*What to produce*. Counting only lines below that hold "glyph", give the total alone.

───── Data for this task

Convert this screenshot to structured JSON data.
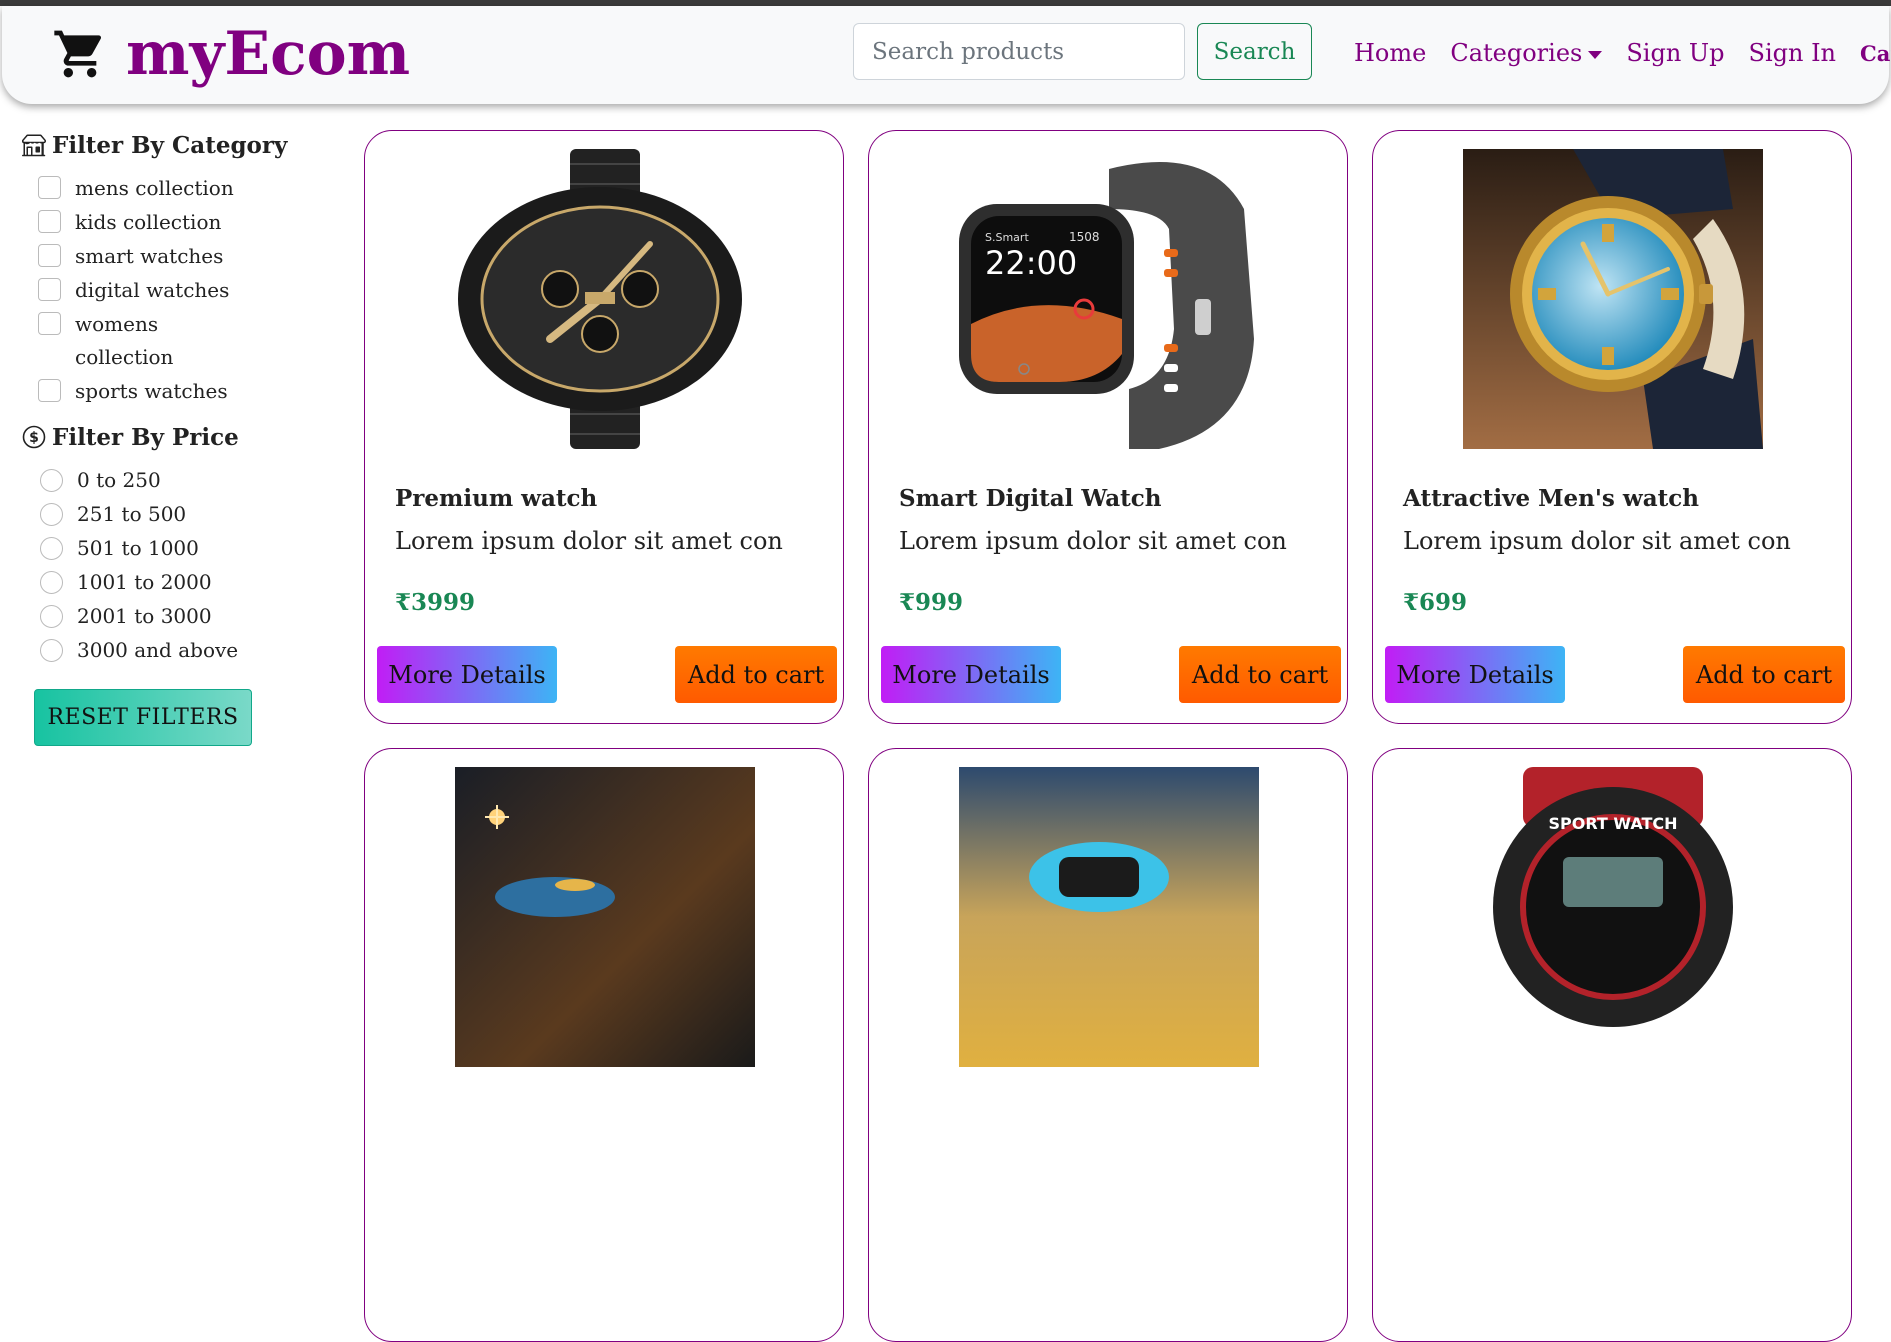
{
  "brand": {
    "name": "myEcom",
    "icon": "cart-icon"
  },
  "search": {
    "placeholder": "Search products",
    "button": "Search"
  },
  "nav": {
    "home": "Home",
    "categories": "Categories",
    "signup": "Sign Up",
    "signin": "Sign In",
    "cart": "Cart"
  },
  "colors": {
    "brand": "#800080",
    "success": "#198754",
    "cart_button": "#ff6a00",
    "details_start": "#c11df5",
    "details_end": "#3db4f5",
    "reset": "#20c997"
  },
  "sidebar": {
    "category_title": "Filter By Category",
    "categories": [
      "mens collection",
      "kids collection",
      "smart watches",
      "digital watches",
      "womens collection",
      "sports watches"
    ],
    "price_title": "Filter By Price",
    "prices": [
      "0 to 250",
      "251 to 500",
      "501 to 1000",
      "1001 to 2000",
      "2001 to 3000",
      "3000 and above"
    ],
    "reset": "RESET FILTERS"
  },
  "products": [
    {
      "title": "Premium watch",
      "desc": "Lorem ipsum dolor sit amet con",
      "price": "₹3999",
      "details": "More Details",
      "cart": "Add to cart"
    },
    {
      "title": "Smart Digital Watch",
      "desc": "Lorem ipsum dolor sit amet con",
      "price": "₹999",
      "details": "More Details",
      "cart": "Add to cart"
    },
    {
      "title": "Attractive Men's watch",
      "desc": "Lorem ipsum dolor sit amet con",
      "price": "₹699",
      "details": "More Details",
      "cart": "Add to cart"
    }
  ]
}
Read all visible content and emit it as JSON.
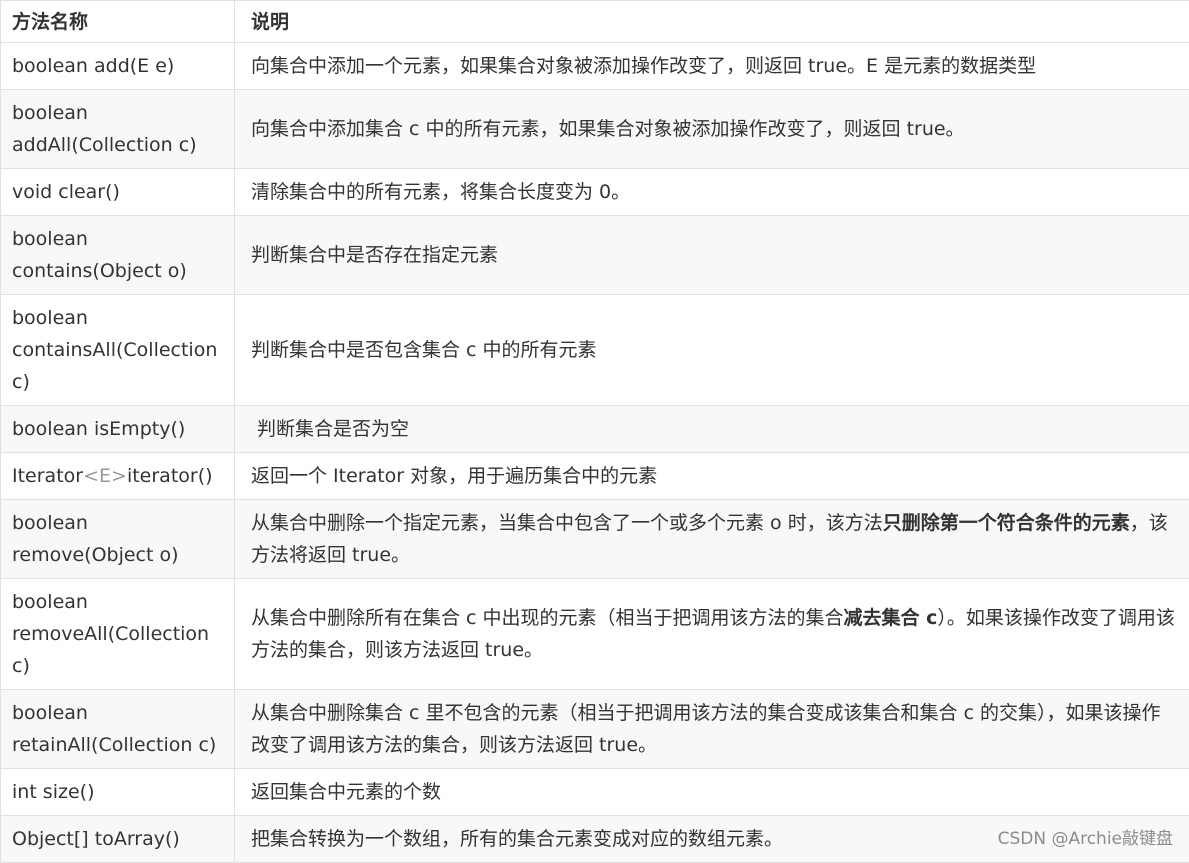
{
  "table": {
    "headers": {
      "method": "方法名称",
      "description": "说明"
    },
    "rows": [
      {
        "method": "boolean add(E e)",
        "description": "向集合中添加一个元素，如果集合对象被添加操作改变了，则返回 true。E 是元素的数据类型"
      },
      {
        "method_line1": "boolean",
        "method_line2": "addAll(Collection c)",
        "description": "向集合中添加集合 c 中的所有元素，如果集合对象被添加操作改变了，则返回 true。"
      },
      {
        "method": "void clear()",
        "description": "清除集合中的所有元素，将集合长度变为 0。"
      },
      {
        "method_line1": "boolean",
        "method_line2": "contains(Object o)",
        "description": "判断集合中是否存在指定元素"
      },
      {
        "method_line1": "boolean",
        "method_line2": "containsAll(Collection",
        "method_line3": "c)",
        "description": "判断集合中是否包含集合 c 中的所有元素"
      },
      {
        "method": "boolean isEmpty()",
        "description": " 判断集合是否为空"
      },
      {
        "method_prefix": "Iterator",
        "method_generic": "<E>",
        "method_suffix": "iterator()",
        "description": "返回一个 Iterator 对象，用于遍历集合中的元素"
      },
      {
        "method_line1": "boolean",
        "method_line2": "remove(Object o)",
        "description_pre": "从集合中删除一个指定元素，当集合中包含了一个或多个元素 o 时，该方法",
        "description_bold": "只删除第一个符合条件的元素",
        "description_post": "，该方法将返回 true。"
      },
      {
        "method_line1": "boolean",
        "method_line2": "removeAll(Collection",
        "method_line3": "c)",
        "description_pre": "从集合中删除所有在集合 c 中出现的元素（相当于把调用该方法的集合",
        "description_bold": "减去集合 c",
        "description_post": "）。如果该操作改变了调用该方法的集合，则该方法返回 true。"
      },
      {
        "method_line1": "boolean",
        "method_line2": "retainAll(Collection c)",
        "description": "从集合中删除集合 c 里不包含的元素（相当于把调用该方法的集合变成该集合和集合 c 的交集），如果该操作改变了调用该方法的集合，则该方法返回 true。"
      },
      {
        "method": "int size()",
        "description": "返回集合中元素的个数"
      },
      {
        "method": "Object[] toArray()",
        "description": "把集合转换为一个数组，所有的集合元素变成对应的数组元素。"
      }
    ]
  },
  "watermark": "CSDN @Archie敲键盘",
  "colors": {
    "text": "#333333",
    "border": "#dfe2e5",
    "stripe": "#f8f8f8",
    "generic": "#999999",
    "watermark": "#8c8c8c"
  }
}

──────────
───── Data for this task

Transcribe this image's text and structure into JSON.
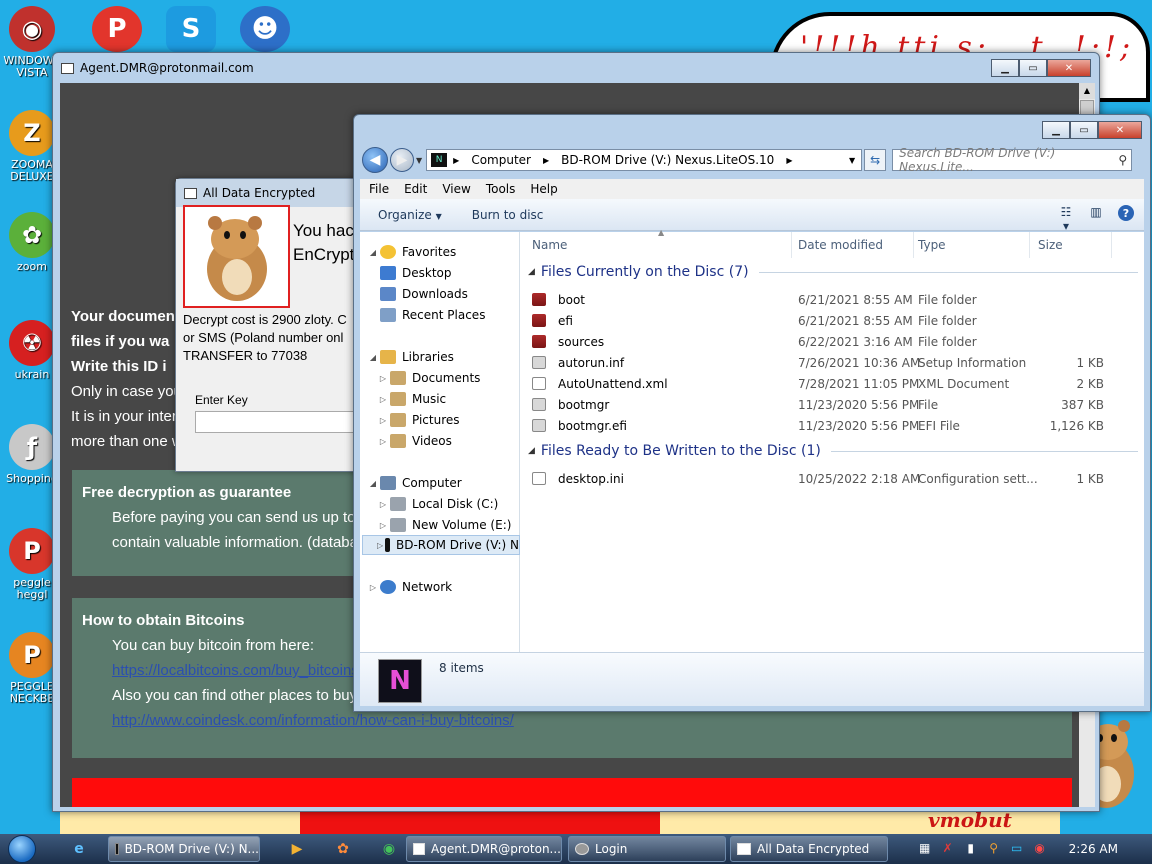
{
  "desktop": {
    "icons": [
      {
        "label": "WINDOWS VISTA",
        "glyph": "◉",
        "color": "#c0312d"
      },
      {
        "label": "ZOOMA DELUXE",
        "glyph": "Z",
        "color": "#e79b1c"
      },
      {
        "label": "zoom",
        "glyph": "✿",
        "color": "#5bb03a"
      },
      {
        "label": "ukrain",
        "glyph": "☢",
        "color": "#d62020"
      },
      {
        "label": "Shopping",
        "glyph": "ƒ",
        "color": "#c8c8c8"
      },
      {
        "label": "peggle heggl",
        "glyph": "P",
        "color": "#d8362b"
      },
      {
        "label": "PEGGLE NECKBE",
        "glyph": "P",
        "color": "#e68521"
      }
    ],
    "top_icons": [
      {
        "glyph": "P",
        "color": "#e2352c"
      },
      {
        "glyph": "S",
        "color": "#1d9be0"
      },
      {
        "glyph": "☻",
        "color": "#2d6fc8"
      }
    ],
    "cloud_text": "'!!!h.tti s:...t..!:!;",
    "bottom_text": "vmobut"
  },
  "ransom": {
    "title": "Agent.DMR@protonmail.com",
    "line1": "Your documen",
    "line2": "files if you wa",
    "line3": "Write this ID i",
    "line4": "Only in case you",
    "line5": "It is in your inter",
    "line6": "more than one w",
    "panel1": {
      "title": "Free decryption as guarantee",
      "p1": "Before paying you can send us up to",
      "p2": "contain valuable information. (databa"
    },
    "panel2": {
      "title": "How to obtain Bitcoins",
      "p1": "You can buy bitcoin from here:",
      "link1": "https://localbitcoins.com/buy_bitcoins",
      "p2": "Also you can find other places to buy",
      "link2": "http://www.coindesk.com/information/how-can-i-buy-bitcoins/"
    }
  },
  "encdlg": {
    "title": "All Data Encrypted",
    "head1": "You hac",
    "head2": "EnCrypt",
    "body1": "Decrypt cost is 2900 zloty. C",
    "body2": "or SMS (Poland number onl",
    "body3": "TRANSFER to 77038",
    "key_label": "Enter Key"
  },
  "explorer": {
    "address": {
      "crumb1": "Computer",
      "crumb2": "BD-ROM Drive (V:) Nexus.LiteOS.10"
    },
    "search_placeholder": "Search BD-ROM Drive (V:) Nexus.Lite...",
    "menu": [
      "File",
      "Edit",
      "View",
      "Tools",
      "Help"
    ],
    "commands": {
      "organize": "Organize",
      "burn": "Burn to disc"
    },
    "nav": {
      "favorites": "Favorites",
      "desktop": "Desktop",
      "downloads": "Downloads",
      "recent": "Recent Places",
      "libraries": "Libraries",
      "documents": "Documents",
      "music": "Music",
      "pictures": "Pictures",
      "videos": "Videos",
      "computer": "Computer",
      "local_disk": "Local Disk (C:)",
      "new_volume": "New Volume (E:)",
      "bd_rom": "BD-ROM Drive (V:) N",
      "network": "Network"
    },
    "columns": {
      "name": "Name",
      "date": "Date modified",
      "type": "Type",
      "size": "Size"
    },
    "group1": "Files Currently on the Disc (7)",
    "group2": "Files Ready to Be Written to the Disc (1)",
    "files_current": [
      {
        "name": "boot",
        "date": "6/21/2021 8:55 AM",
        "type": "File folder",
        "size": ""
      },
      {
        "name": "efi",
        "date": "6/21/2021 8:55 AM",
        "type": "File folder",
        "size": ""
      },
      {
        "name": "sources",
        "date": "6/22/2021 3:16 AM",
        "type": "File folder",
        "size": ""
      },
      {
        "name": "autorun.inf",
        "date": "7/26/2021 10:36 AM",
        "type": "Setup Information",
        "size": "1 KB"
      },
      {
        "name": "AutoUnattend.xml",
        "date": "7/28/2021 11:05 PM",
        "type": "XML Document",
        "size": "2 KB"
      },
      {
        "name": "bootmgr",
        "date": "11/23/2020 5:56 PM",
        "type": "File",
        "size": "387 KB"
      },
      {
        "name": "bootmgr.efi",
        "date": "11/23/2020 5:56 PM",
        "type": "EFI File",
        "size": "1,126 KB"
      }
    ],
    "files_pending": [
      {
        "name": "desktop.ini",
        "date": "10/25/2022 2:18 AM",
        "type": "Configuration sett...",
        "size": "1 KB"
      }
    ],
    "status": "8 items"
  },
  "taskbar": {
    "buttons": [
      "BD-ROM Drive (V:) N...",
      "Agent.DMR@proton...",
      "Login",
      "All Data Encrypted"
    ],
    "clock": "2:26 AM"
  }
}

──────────
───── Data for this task

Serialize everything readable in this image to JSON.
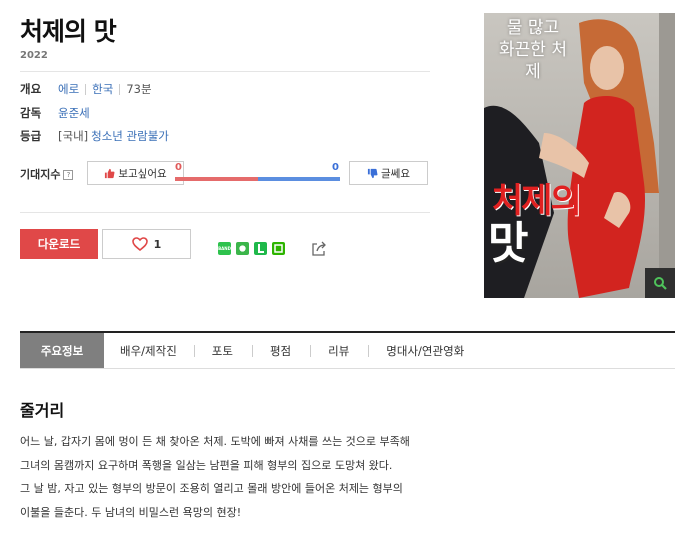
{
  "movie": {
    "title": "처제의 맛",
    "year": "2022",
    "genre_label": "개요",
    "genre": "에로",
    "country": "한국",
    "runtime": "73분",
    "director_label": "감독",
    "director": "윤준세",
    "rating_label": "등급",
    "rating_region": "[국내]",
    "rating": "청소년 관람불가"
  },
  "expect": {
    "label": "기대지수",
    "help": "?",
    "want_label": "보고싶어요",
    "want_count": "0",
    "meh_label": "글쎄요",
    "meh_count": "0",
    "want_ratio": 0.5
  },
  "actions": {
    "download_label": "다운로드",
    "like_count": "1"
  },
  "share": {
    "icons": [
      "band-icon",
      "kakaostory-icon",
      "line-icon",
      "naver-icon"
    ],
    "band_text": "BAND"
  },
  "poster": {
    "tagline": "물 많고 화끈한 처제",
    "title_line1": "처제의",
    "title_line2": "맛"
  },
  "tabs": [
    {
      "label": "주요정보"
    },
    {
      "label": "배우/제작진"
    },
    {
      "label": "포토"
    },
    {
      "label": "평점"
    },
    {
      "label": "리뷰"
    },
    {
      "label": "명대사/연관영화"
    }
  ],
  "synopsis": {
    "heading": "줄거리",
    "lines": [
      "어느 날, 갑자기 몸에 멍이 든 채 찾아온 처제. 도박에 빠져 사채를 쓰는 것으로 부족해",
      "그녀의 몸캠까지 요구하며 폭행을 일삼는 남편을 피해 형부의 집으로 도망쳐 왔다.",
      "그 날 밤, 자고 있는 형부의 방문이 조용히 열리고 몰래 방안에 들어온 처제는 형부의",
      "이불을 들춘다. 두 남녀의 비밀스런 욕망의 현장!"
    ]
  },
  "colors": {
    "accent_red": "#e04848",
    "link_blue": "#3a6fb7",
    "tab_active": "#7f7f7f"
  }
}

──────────

*Result for this task*. 10